Elsewhere, the Florence strand looks set to be most intriguing with the unexpected rise of Vanessa and Nico to the ruling court (good work from both Hera Hilmar and Eros Vlahos), I was glad to see Ray Fearon’s mysterious Carlo de’ Medici return as there’s much to explore with him, and Lara Pulver’s Clarice is interestingly poised in her own journey – a beautifully written scene with Laura Haddock’s Lucrezia had an ominous quality which makes fear a little for both their safety – as the end approaches, those titular demons look to be getting more dangerous.

DVD Review: Da Vinci’s Demons Series 2

“This could be the gateway to extraordinary things”

The second series of Da Vinci’s Demons continues the historical fantasy in all its raucous, vaguely homo-erotic glory and feels like a stronger season for it. Having set up the busy world of Medici-ruled Florence and all its enemies, alongside Leonardo’s ongoing mystical quest at the behest of the Sons of Mithras, the show breathes a little here and has no compunction in scattering its main players on separate storylines, whilst folding in new ones to keep the story-telling ever fresh.

Most notably, Tom Riley’s captivating Leo hops on a ship with his pals and a guy called Amerigo Vespucci (Lee Boardman eventually getting to milk an excellent gag) to chase the Book of Leaves all the way to Peru and the depths of Machu Picchu. These South American scenes are just fantastic, magnificent to look at as our heroes take on the Incan Empire in all its gruesome feathered glory to uncover the mystery around Leo’s mother and the hidden power contained with the book.

And this time round, with the drama heightened and all the globe-trotting, the level of invention gets even higher as Da Vinci comes up with all sorts of notions to get through these scrapes – blood transfusions, PA systems, significant astrological deductions, submarines, parachutes… But pleasingly there’s real character development too, both for Leo who discovers he’s not actually invincible and for others, Blake Ritson’s Riario deepens into real pathos (as well as being incredibly alluring in even the most trying of circumstances) and Eros Vlahos’ Nico is also allowed room to grow out of sidekick capers into something more sophisticated, befitting his (unspoken) surname (which is Machiavelli btw).

Elliott Cowan’s Lorenzo de’ Medici also benefits from being allowed out of Florence, his journey to the King of Naples’ court setting him up against the gothic horror of the mad king (Matthew Marsh) and his hyper-violent son Alfonso (the thrillingly ambidextrous and pictured Kieran Bew whose shirtless swordplay I could watch all day long…) as he tries to persuades Naples to side with Florence against the vindictive Pope. Aided by first love Ippolita Maria Sforza (a very good Jeany Spark), these scenes also resonate strongly with their fine line between negotiation and torture.

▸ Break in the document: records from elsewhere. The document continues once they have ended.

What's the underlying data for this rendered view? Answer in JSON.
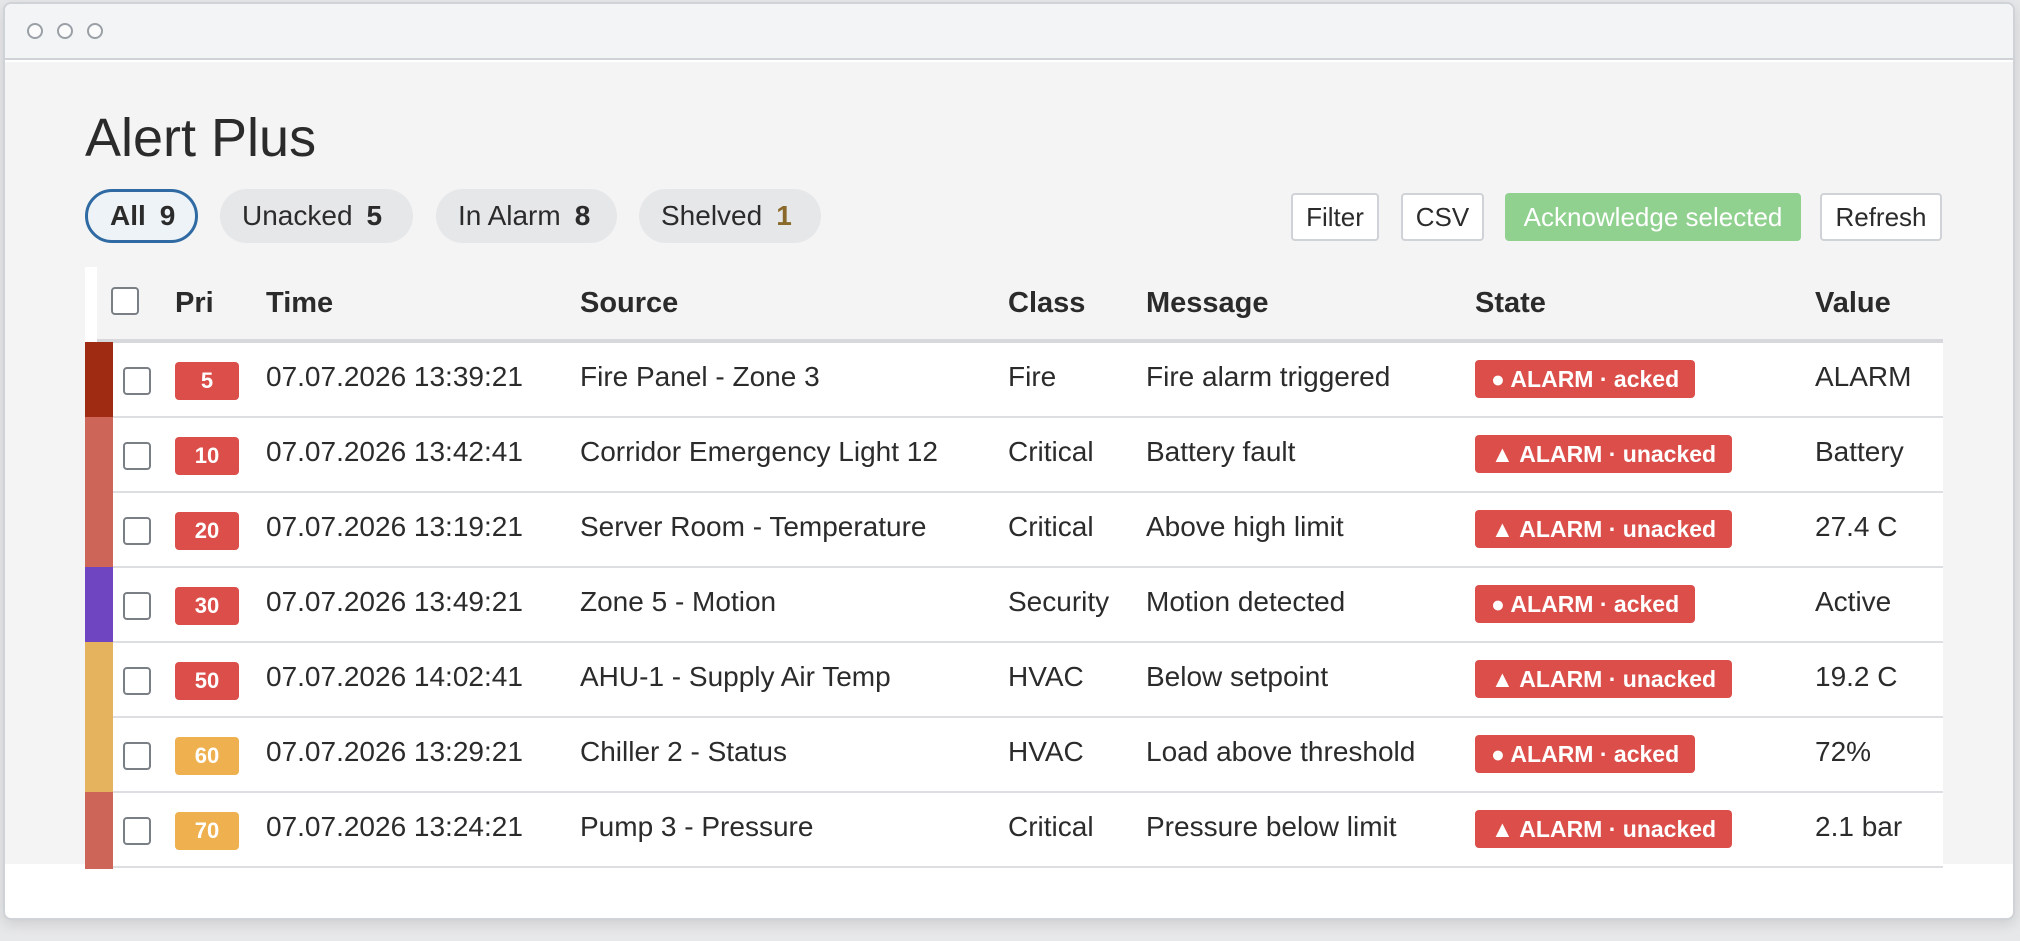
{
  "app": {
    "title": "Alert Plus"
  },
  "filters": [
    {
      "label": "All",
      "count": "9",
      "active": true
    },
    {
      "label": "Unacked",
      "count": "5"
    },
    {
      "label": "In Alarm",
      "count": "8"
    },
    {
      "label": "Shelved",
      "count": "1"
    }
  ],
  "toolbar": {
    "filter": "Filter",
    "csv": "CSV",
    "acknowledge": "Acknowledge selected",
    "refresh": "Refresh"
  },
  "table": {
    "columns": [
      "Pri",
      "Time",
      "Source",
      "Class",
      "Message",
      "State",
      "Value"
    ],
    "rows": [
      {
        "pri": "5",
        "time": "07.07.2026 13:39:21",
        "source": "Fire Panel - Zone 3",
        "class": "Fire",
        "message": "Fire alarm triggered",
        "state": "● ALARM · acked",
        "value": "ALARM",
        "strip_color": "#9e2b12",
        "pri_color": "#dc4e4a"
      },
      {
        "pri": "10",
        "time": "07.07.2026 13:42:41",
        "source": "Corridor Emergency Light 12",
        "class": "Critical",
        "message": "Battery fault",
        "state": "▲ ALARM · unacked",
        "value": "Battery",
        "strip_color": "#cd6558",
        "pri_color": "#dc4e4a"
      },
      {
        "pri": "20",
        "time": "07.07.2026 13:19:21",
        "source": "Server Room - Temperature",
        "class": "Critical",
        "message": "Above high limit",
        "state": "▲ ALARM · unacked",
        "value": "27.4 C",
        "strip_color": "#cd6558",
        "pri_color": "#dc4e4a"
      },
      {
        "pri": "30",
        "time": "07.07.2026 13:49:21",
        "source": "Zone 5 - Motion",
        "class": "Security",
        "message": "Motion detected",
        "state": "● ALARM · acked",
        "value": "Active",
        "strip_color": "#6f45c1",
        "pri_color": "#dc4e4a"
      },
      {
        "pri": "50",
        "time": "07.07.2026 14:02:41",
        "source": "AHU-1 - Supply Air Temp",
        "class": "HVAC",
        "message": "Below setpoint",
        "state": "▲ ALARM · unacked",
        "value": "19.2 C",
        "strip_color": "#e5b35d",
        "pri_color": "#dc4e4a"
      },
      {
        "pri": "60",
        "time": "07.07.2026 13:29:21",
        "source": "Chiller 2 - Status",
        "class": "HVAC",
        "message": "Load above threshold",
        "state": "● ALARM · acked",
        "value": "72%",
        "strip_color": "#e5b35d",
        "pri_color": "#efb04f"
      },
      {
        "pri": "70",
        "time": "07.07.2026 13:24:21",
        "source": "Pump 3 - Pressure",
        "class": "Critical",
        "message": "Pressure below limit",
        "state": "▲ ALARM · unacked",
        "value": "2.1 bar",
        "strip_color": "#cd6558",
        "pri_color": "#efb04f"
      }
    ]
  }
}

By comparison, Lara Pulver’s Clarice gets a rougher deal left in Florence, the show not returning to her stories quite so often and so they don’t develop as much as they could as she attempts to defend the Medici fortune against grasping hands. Ray Fearon’s newly arrived Carlo de’ Medici is an intriguing addition here though but too much of Clarice’s story happens off-screen for my liking. And Laura Haddock’s Lucrezia draws the shortest straw, the big reveal of her origins ending up isolating her and only latterly involving the character in the long set-up for the finale and (presumably) event of the third series.

So a second series that builds on and improves on the first, developing the intriguing mythology of the show but never forgetting to be darn entertaining whilst doing so. And that’s just it, Da Vinci’s Demons may not be earth-changing stuff but it is enjoyable in the extreme and whilst it’s a shame that the forthcoming third series will be its last, there’s also something salutary in something finite, the ability to wrap things up as they want rather than the indignity of a cancellation that leaves so much in the air.